▶ _What the task asks_:
Bring together every line in the data that includes "time".

§ §

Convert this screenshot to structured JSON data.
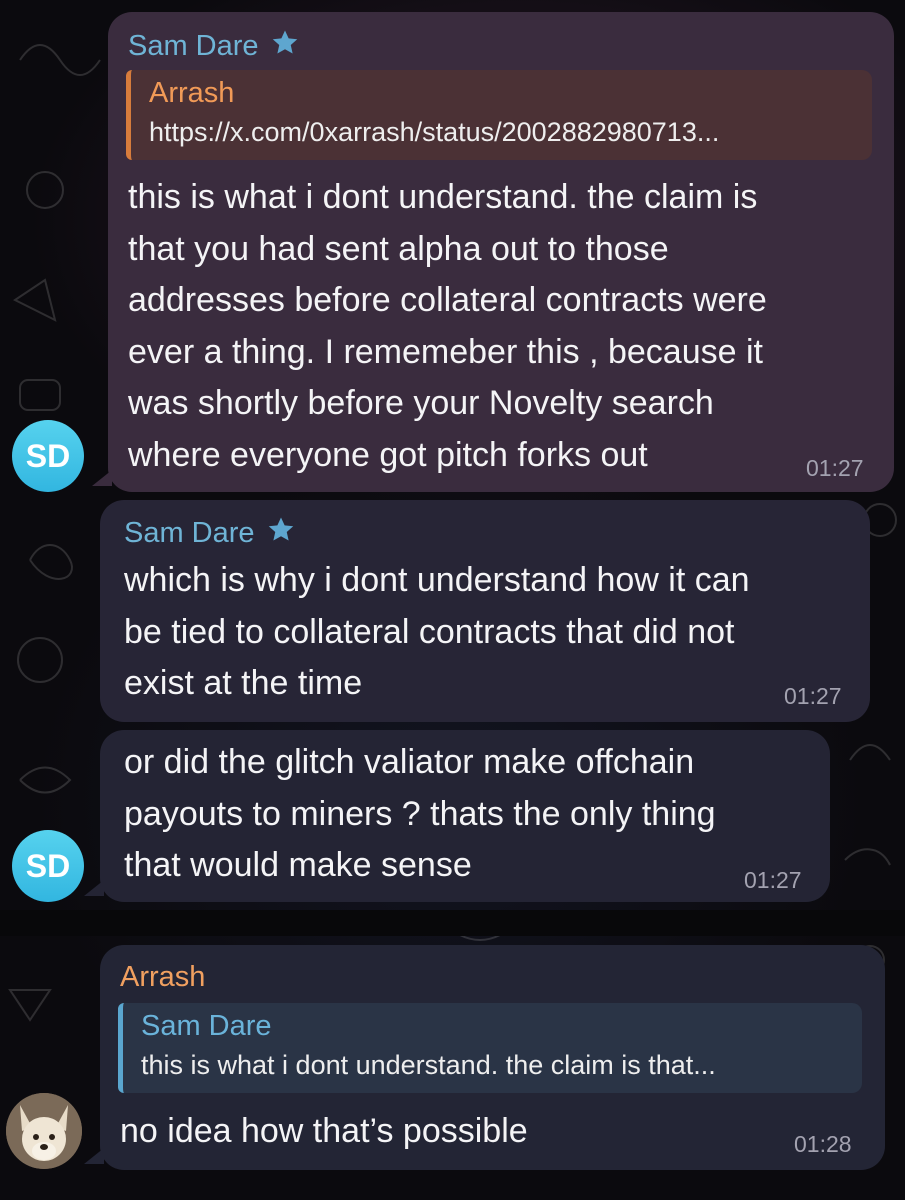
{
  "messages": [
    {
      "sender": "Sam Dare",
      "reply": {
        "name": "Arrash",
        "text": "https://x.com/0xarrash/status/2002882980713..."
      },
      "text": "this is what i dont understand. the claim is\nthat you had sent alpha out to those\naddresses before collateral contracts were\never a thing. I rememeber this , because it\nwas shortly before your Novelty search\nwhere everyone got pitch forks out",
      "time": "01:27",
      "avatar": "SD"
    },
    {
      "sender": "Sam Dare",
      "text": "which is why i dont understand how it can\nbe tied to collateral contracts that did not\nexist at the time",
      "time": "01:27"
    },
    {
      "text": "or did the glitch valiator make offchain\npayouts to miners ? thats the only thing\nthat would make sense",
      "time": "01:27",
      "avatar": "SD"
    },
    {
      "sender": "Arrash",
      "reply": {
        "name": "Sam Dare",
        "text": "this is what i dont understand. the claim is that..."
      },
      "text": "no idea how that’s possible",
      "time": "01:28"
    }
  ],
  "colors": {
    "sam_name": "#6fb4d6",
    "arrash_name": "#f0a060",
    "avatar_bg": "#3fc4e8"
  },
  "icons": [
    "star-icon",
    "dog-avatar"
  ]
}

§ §

▶ _Solution to this problem_:
      "time": "01:27",
      "text": "which is why i dont understand how it can\nbe tied to collateral contracts that did not\nexist at the time",
      "time": "01:27"
      "time": "01:27",
      "time": "01:28"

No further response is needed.